=== Section Start ===

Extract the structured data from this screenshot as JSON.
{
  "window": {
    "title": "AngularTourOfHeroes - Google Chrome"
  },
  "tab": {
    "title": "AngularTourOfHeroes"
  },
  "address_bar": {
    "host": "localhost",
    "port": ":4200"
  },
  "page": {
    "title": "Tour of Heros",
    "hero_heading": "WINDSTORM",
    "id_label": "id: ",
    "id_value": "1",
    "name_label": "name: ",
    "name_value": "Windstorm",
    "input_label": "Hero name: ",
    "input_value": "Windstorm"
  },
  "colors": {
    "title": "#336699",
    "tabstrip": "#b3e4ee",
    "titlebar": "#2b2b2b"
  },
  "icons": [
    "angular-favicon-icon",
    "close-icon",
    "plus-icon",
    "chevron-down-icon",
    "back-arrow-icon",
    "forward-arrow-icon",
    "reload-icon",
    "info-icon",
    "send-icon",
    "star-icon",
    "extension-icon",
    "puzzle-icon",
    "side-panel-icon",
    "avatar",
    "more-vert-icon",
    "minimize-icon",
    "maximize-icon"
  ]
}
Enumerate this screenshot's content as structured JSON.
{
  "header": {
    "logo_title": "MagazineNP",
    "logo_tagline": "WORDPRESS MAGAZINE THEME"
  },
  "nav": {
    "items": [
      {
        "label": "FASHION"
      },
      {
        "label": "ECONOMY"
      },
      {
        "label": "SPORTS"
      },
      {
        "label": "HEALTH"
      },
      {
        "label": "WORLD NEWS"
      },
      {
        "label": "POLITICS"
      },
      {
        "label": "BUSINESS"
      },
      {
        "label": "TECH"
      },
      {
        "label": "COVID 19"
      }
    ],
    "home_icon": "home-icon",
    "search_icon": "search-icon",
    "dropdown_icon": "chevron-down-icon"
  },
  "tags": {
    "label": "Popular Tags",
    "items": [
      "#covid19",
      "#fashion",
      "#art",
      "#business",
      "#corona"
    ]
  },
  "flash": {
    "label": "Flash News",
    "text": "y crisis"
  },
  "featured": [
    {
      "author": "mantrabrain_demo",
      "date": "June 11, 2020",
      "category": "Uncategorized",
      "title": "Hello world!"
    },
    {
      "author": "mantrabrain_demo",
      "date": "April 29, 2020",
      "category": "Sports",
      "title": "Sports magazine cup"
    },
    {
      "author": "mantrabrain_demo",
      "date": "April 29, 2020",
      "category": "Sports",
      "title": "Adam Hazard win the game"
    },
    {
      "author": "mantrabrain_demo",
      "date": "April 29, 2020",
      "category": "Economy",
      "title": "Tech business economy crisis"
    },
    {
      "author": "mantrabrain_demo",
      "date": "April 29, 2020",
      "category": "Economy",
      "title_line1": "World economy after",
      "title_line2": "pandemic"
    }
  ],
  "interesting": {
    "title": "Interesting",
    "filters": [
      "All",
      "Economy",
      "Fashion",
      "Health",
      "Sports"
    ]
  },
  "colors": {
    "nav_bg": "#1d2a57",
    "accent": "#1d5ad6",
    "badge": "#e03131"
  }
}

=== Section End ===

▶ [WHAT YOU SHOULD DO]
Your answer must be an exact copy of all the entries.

▶ [REPLY]
Extract the structured data from this screenshot as JSON.
{
  "window": {
    "title": "AngularTourOfHeroes - Google Chrome"
  },
  "tab": {
    "title": "AngularTourOfHeroes"
  },
  "address_bar": {
    "host": "localhost",
    "port": ":4200"
  },
  "page": {
    "title": "Tour of Heros",
    "hero_heading": "WINDSTORM",
    "id_label": "id: ",
    "id_value": "1",
    "name_label": "name: ",
    "name_value": "Windstorm",
    "input_label": "Hero name: ",
    "input_value": "Windstorm"
  },
  "colors": {
    "title": "#336699",
    "tabstrip": "#b3e4ee",
    "titlebar": "#2b2b2b"
  },
  "icons": [
    "angular-favicon-icon",
    "close-icon",
    "plus-icon",
    "chevron-down-icon",
    "back-arrow-icon",
    "forward-arrow-icon",
    "reload-icon",
    "info-icon",
    "send-icon",
    "star-icon",
    "extension-icon",
    "puzzle-icon",
    "side-panel-icon",
    "avatar",
    "more-vert-icon",
    "minimize-icon",
    "maximize-icon"
  ]
}
Enumerate this screenshot's content as structured JSON.
{
  "header": {
    "logo_title": "MagazineNP",
    "logo_tagline": "WORDPRESS MAGAZINE THEME"
  },
  "nav": {
    "items": [
      {
        "label": "FASHION"
      },
      {
        "label": "ECONOMY"
      },
      {
        "label": "SPORTS"
      },
      {
        "label": "HEALTH"
      },
      {
        "label": "WORLD NEWS"
      },
      {
        "label": "POLITICS"
      },
      {
        "label": "BUSINESS"
      },
      {
        "label": "TECH"
      },
      {
        "label": "COVID 19"
      }
    ],
    "home_icon": "home-icon",
    "search_icon": "search-icon",
    "dropdown_icon": "chevron-down-icon"
  },
  "tags": {
    "label": "Popular Tags",
    "items": [
      "#covid19",
      "#fashion",
      "#art",
      "#business",
      "#corona"
    ]
  },
  "flash": {
    "label": "Flash News",
    "text": "y crisis"
  },
  "featured": [
    {
      "author": "mantrabrain_demo",
      "date": "June 11, 2020",
      "category": "Uncategorized",
      "title": "Hello world!"
    },
    {
      "author": "mantrabrain_demo",
      "date": "April 29, 2020",
      "category": "Sports",
      "title": "Sports magazine cup"
    },
    {
      "author": "mantrabrain_demo",
      "date": "April 29, 2020",
      "category": "Sports",
      "title": "Adam Hazard win the game"
    },
    {
      "author": "mantrabrain_demo",
      "date": "April 29, 2020",
      "category": "Economy",
      "title": "Tech business economy crisis"
    },
    {
      "author": "mantrabrain_demo",
      "date": "April 29, 2020",
      "category": "Economy",
      "title_line1": "World economy after",
      "title_line2": "pandemic"
    }
  ],
  "interesting": {
    "title": "Interesting",
    "filters": [
      "All",
      "Economy",
      "Fashion",
      "Health",
      "Sports"
    ]
  },
  "colors": {
    "nav_bg": "#1d2a57",
    "accent": "#1d5ad6",
    "badge": "#e03131"
  }
}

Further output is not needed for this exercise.